The head is full of loads of stuff. It’s a bit like the Random Access Memory on a computer. While the computer is on, it puts stuff in the RAM so you can get at it quickly. Every time you open an app, some of it goes in RAM. The more you open, the fuller it gets, and the slower the computer runs. Anything that you want to store permanently goes on the hard disk, but that takes longer to access. When the computer is switched off the RAM is emptied and the hard disk is not. Through the day, your brain is a bit like this. Stuff builds up in your head. Your own thoughts are fighting for space with your reactions to the stuff going on around you. If you are worrying what other people think, you have no space for your own thoughts, leading to side effects like forgetfulness, feeling more emotional, procrastination etc. So the third option is to constantly clear out the working space in your brain by letting thoughts in and then visualising them vanishing away again.

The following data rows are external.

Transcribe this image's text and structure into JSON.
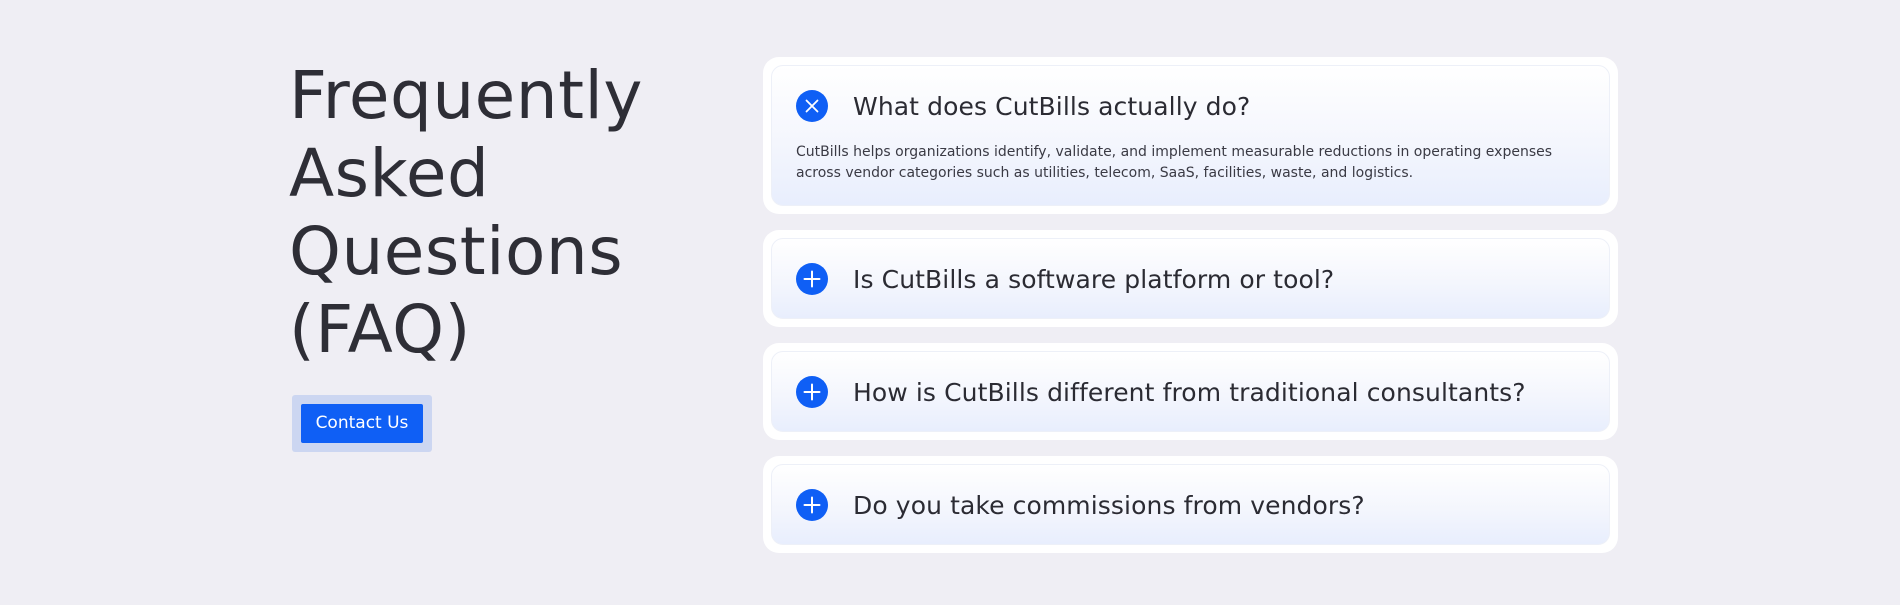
{
  "heading": "Frequently Asked Questions (FAQ)",
  "cta": {
    "label": "Contact Us"
  },
  "faq": [
    {
      "question": "What does CutBills actually do?",
      "answer": "CutBills helps organizations identify, validate, and implement measurable reductions in operating expenses across vendor categories such as utilities, telecom, SaaS, facilities, waste, and logistics.",
      "expanded": true,
      "icon": "close-icon"
    },
    {
      "question": "Is CutBills a software platform or tool?",
      "expanded": false,
      "icon": "plus-icon"
    },
    {
      "question": "How is CutBills different from traditional consultants?",
      "expanded": false,
      "icon": "plus-icon"
    },
    {
      "question": "Do you take commissions from vendors?",
      "expanded": false,
      "icon": "plus-icon"
    }
  ],
  "colors": {
    "accent": "#0f5ff5",
    "background": "#efeef4",
    "cta_halo": "#ccd6f1",
    "heading_text": "#2e2e36"
  }
}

None of this is easy. As with anything, we rely on Cognitive ability to apply reason to out of control situations. The challenge is, when faced with a risk of being hurt, the first thing your subconscious does is switch off your Cognitive function – it is surplus to requirements when in a primitive, reactive state. But, with practice, you can minimise the amount you allow anyone else to have control over the way you see yourself.
Further reading from Dawn Walton:
- Sleep Problems Come From the Day Not the Night
- Addiction is Not Necessarily an Addiction for Life
- Fight, Flight… or Fun? Turning Anxiety into Anticipation
- Even Positive People Have Negative Thoughts
- Understanding and Overcoming Food Addiction
About the author:
Dawn Walton is the author of The Caveman Rules of Survival, and a practicing cognitive hypnotherapist. She runs sessions in person out of offices in Dundee and Aberdeen in the UK, and internationally via Skype and Facetime; most clients only need two or three sessions to rewrite the rules in their rule book.
You can connect with Dawn via:
- Therapy site: www.thinkitchangeit.com
- Author site: www.thecavemanrulesofsurvival.com
- Facebook: Facebook.com/ThinkChangeBecome
- Twitter: @ThinkitChangeit
- Skype: @Thinkitchangeit
- Email: [email protected]
- Amazon UK : The Caveman Rules of Survival
- Amazon US : The Caveman Rules of Survival